    Generally speaking, performing these analyses does not require extensive technical expertise. They can also be conducted relatively inexpensively and in a reasonably short period of time, as quickly as a few months. Nevertheless, only a few organizations are currently capable of conducting these assessments, creating a significant challenge for scaling these efforts beyond a few cities at a time. For assistance with such analyses, please see the “additional resources” section below.

Examining the Impact of Social Media on Violent Crime

What We Know

  • Social media plays an increasingly important role in the lives of Americans, with 72 percent of Americans using some form of online social platform. Its influence may be even more pronounced among young people at the highest risk for becoming involved in crime and violence. Numerous researchers and violence-reduction practitioners have observed that offline altercations are increasingly triggered by online conflicts. Cyber- or “internet-banging” happens when individuals or groups taunt, insult, challenge, and threaten each other on social media, resulting in violent encounters in real life.

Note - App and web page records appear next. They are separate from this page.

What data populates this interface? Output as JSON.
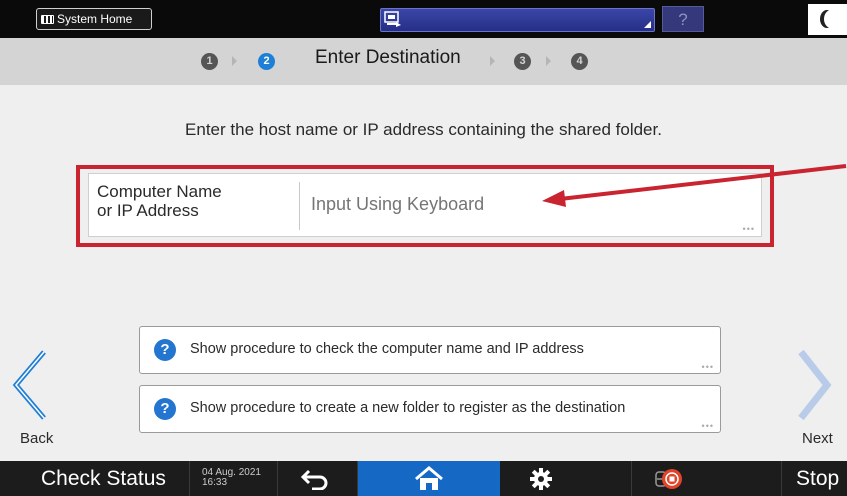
{
  "topbar": {
    "system_home_label": "System Home",
    "help_label": "?"
  },
  "steps": {
    "items": [
      "1",
      "2",
      "3",
      "4"
    ],
    "active": 2,
    "title": "Enter Destination"
  },
  "main": {
    "instruction": "Enter the host name or IP address containing the shared folder.",
    "field": {
      "label_line1": "Computer Name",
      "label_line2": "or IP Address",
      "placeholder": "Input Using Keyboard",
      "value": ""
    },
    "procedures": [
      {
        "label": "Show procedure to check the computer name and IP address"
      },
      {
        "label": "Show procedure to create a new folder to register as the destination"
      }
    ],
    "back_label": "Back",
    "next_label": "Next",
    "dots": "•••"
  },
  "bottombar": {
    "check_status_label": "Check Status",
    "date": "04 Aug. 2021",
    "time": "16:33",
    "stop_label": "Stop"
  },
  "colors": {
    "accent": "#1e7fd6",
    "highlight": "#c9242f",
    "home": "#1569c4"
  },
  "icons": {
    "system_home": "grid-icon",
    "app_selector": "device-icon",
    "help": "help-icon",
    "mode": "moon-icon",
    "back_nav": "chevron-left-icon",
    "next_nav": "chevron-right-icon",
    "info": "question-circle-icon",
    "back_bottom": "return-arrow-icon",
    "home": "home-icon",
    "settings": "gear-icon",
    "memory": "memory-icon",
    "stop": "stop-icon"
  }
}
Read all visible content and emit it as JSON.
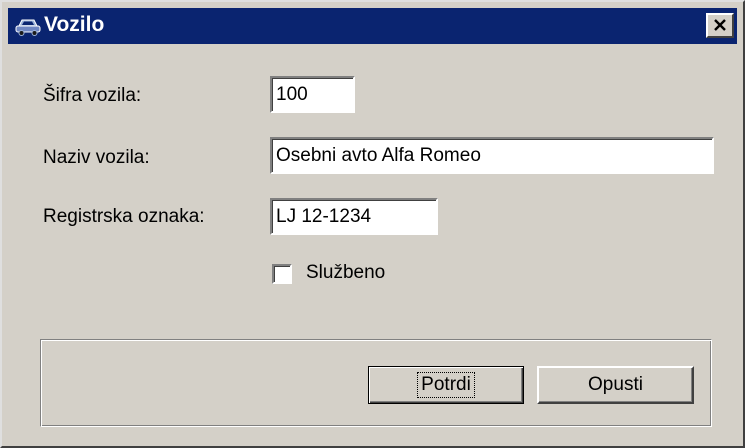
{
  "window": {
    "title": "Vozilo",
    "icon": "car-icon",
    "close_icon": "close-icon"
  },
  "form": {
    "code_label": "Šifra vozila:",
    "code_value": "100",
    "name_label": "Naziv vozila:",
    "name_value": "Osebni avto Alfa Romeo",
    "registration_label": "Registrska oznaka:",
    "registration_value": "LJ 12-1234",
    "business_label": "Službeno",
    "business_checked": false
  },
  "buttons": {
    "confirm_label": "Potrdi",
    "cancel_label": "Opusti"
  },
  "colors": {
    "titlebar": "#0a2470",
    "face": "#d4d0c8"
  }
}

Gang members also use social networks to boast about violence and plan criminal activities.
  • As more and more violent conflicts include an online component, some seeking to mediate such conflicts have added an online presence to detect, monitor, and interrupt them before they turn deadly. Many law enforcement agencies already engage in some form of social media monitoring, although practices vary widely. More non-enforcement groups and organizations should engage online with those at risk for violence and provide peaceful counter-narratives to address aggressive posturing.

What to Do

  • The study of the intersection between violent crime and social media is still in its early stages. An increasingly robust body of descriptive research should be supplemented with studies that assess concrete strategies to reduce online and offline violence. To date, there are no interventions to address this specific challenge that have been rigorously evaluated.
  • That said, practitioners in the field cannot wait. Consistent with laws concerning civil rights and liberties, every anti-violence effort should have a robust online component. There is emerging evidence that using social media can, for example, significantly enhance the efforts of street outreach workers in violent neighborhoods “when coupled with close, trusting relationships with youth.”
  • Finally, social media platforms themselves can and should do more to regulate content that may lead to violent conflict.

Additional Resources

For more specific information on problem analysis, contact the following individuals and organizations:

Introduction to Problem Analysis (prepared by the National Network for Safe Communities)

Problem Analysis: Indianapolis (completed by the National Institute for Criminal Justice Reform)

Presentation: Community Gun Violence and “Stickiness” (Thomas Abt, Council on Criminal Justice)

Presentation: Understanding Serious Violence and Identifying Highest Risk Populations (Vaughn Crandall, California Partnership for Safe Communities)

Presentation: Safety Principles & Practices (Molly Baldwin, Roca, Inc.)